I looked at the lady in the passenger seat and she was throwing her hands up, saying something I couldn’t hear since her windows were still up. Her face was scrunched up, her mouth twisted in an ugly gnarl. She was clearly not happy.
Wait. Is this about me? Did I do something?
Is this about the small thud my door elicited as it touched her crappy old Nissan?
As I moved to the other side to get my bag and Sky out, I could hear the car rev angrily, before moving out of its bay and stopping right behind me. By this time, I was busy trying to negotiate a three-year old who informed me in not so many words that she’d prefer to stay in the car (in retrospect, an idiotic move considering I was alone in a car park with persons of questionable emotional stability – or perhaps not, for I could’ve easily sicced my snarling demonspawn on them). However, from the corner of my eye through the rear window, I caught the rapid movement of said lady exiting her car, and then making a dramatic show of checking it for the offending dent I’d purportedly put in her jalopy. My heart was beating wildly as her eyes scanned the area critically – an area already covered with deep dark scratches and probably the blood of sacrificial deer and school-aged children – hands on hips, head shaking, mouth huffing audibly.
Should I apologise, I asked myself as I spoke in coaxing tones to a screaming demon child refusing to budge from her car seat. I probably should’ve the moment my door connected with hers, but she had her windows up and all. And there was that rude horn before I even had the chance to say anything.

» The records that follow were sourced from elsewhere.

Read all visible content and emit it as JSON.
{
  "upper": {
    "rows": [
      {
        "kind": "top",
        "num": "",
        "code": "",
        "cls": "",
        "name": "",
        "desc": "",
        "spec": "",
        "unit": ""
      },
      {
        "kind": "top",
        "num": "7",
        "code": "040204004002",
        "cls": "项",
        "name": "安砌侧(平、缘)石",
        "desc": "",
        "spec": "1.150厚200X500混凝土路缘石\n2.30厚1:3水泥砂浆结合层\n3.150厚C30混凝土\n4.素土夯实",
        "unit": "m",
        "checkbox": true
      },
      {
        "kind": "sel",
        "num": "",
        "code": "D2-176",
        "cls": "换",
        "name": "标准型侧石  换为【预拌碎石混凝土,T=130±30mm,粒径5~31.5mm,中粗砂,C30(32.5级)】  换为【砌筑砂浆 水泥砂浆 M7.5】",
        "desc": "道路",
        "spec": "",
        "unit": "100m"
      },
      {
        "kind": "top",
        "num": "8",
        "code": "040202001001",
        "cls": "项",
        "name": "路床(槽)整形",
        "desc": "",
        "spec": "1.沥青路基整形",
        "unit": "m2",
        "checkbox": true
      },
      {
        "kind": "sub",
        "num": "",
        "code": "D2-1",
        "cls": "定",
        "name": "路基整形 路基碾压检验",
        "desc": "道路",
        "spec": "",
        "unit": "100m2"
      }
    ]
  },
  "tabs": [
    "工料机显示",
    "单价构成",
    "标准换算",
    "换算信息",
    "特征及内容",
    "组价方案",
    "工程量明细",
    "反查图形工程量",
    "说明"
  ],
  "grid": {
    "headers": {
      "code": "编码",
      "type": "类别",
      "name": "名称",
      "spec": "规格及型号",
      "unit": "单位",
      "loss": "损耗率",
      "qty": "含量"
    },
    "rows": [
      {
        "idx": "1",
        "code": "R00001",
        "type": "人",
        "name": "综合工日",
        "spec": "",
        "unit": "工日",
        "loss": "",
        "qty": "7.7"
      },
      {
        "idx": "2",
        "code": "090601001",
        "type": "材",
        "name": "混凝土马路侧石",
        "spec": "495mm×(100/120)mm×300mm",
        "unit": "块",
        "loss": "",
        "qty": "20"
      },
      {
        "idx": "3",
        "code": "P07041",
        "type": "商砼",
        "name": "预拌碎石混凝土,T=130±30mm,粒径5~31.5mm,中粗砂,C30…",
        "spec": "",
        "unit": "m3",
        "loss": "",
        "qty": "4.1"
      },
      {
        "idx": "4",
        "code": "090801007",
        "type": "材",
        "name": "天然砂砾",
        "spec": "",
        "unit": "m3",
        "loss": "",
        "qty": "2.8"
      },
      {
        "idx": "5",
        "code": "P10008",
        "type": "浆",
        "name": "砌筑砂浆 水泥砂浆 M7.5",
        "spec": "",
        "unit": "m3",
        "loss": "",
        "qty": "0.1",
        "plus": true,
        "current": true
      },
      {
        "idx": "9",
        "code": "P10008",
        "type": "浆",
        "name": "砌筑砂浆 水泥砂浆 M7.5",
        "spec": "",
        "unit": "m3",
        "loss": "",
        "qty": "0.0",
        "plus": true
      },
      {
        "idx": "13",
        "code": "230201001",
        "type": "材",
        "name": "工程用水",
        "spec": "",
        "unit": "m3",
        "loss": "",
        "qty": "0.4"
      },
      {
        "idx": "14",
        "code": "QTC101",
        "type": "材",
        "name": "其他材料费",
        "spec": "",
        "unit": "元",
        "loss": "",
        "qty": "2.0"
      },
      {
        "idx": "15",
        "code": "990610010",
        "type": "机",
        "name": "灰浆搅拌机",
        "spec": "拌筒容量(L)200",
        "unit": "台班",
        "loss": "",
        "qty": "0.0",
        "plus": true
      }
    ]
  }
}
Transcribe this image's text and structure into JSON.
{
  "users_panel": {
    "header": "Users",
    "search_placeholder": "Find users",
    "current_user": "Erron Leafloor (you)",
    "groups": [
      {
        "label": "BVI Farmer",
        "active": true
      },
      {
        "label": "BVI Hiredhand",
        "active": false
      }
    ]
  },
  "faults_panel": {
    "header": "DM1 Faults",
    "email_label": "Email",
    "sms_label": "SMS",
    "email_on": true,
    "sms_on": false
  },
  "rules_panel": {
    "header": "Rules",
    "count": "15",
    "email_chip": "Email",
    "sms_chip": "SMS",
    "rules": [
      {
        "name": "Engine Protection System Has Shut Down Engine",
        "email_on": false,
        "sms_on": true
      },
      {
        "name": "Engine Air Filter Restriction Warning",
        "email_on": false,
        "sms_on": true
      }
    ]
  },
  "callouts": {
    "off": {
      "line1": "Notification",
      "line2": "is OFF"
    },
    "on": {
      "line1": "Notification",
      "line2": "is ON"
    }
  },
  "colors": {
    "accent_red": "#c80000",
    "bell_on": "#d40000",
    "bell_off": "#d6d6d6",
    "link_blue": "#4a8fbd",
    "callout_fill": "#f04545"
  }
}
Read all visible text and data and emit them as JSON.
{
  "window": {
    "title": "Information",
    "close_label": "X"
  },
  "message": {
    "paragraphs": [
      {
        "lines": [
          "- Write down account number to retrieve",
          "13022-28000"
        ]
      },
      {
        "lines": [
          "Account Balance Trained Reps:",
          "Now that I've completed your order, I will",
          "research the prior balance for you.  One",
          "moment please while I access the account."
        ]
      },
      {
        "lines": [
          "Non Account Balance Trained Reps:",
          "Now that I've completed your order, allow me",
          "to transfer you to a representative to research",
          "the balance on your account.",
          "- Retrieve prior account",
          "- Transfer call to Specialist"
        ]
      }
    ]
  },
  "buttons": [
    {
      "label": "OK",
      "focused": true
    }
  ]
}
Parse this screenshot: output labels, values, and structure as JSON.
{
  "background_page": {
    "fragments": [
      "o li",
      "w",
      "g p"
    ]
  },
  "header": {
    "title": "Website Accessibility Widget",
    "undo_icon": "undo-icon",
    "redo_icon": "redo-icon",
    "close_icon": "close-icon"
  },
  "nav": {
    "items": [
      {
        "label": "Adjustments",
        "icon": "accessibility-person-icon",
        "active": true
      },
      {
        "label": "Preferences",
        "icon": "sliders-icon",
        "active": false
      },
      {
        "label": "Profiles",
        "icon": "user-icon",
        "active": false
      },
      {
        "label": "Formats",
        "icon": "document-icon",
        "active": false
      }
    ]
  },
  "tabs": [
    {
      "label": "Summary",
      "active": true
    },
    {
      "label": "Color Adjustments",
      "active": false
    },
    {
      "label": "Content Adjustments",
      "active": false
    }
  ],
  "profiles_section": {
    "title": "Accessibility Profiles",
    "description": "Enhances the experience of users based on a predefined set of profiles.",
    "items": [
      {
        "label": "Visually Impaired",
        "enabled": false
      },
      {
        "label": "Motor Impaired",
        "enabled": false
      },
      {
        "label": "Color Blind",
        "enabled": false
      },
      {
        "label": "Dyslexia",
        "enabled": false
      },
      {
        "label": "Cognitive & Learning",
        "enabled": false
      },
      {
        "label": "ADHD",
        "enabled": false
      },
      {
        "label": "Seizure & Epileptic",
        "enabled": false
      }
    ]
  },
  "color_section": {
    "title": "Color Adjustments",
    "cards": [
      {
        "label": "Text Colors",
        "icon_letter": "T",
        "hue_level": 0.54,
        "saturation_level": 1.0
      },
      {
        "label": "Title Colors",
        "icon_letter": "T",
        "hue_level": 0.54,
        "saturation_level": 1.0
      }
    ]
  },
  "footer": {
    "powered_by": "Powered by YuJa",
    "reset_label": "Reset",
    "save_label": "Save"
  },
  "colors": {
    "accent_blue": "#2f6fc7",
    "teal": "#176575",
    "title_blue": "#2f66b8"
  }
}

Before I could decide, the witch turned to me and gave me a look that could curdle tofu (having found no evidence of alleged car-door rape), before getting into her piece of junk, slamming the door with a wham that could’ve easily dislodged paint. Clearly, she cared not a smidge about the car. It was about a total stranger invading vehicular personal space. Evidently I should be locked away and the key melted in the fires of Mount Doom.
As I carried my crying child in my arms into the post office, tires ground gravel angrily, and as Bonnie and Clyde sped away, I continued to ponder, futilely, if I should’ve apologised.
"Just say sorry next time."
Sage advice from Lokes when I called him five minutes later to report the incident, the purpose of which escapes me.
"Kinda hard when the other person looks like she wants to tear your throat out for trying to get out of your car. I was more afraid that she’d pin some other scratch on me, the state that car was in. It’s worse than our car."
"Some people just love their cars in a crazy way."
Or have their stick shifts up their collective behinds.
Of course, Lokes is right. About saying sorry and about crazy people and their cars. All I can do now is hope that perhaps, I’ll see them around town. Perhaps then I’ll be able to apologise.
And then sic my snarling three-year old on them.
*I have two short stories in here. Ta-da!
Xeus sent me more copies than I can actually give away (without begging).
Ping me if you want a Christmas present that’s authentically Malaysian.